→ WHAT YOU WILL DO: Pick out each line of the records in which the word "wood" appears.

Page and application data records
______________________________

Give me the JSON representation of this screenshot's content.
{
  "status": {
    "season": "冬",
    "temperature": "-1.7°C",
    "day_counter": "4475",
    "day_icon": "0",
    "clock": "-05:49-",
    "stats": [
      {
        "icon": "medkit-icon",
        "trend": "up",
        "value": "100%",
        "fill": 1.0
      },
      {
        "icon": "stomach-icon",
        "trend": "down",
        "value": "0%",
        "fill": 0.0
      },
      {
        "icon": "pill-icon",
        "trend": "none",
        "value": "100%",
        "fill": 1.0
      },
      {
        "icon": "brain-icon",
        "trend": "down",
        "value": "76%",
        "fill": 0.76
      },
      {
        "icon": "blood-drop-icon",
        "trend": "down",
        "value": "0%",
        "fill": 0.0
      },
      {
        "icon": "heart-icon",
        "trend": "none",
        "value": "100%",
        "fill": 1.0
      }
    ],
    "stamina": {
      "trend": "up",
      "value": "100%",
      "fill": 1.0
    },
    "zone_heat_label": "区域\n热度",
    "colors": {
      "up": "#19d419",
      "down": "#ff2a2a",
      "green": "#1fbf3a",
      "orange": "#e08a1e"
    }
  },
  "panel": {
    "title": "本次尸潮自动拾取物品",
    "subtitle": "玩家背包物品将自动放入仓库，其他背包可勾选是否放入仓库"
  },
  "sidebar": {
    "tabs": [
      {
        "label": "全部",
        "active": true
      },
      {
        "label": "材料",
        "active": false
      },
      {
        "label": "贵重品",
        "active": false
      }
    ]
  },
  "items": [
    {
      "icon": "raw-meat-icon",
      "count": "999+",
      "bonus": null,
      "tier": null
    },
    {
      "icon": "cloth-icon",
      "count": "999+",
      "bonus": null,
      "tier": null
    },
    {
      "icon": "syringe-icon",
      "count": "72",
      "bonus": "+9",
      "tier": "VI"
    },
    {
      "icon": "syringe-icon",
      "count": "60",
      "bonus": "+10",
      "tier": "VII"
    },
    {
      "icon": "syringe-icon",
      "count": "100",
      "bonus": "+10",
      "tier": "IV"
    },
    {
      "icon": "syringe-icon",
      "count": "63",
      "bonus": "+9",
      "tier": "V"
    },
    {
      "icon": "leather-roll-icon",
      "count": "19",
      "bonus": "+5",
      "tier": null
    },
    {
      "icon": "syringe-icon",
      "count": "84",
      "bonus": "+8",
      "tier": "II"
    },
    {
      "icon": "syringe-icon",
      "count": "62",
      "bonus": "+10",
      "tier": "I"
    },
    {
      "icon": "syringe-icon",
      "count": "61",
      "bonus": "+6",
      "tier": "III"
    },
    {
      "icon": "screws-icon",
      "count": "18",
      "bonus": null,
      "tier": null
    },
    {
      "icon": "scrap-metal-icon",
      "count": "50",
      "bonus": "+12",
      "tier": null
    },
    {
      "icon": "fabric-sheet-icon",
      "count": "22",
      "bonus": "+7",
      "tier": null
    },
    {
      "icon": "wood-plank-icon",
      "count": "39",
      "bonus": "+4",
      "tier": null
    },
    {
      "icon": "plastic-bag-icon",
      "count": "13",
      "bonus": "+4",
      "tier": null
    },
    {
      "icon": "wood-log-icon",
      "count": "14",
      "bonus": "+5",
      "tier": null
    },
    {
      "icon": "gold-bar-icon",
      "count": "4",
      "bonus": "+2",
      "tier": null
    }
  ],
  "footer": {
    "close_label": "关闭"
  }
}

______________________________

→ TASK SOLUTION:
      "icon": "wood-plank-icon",
      "icon": "wood-log-icon",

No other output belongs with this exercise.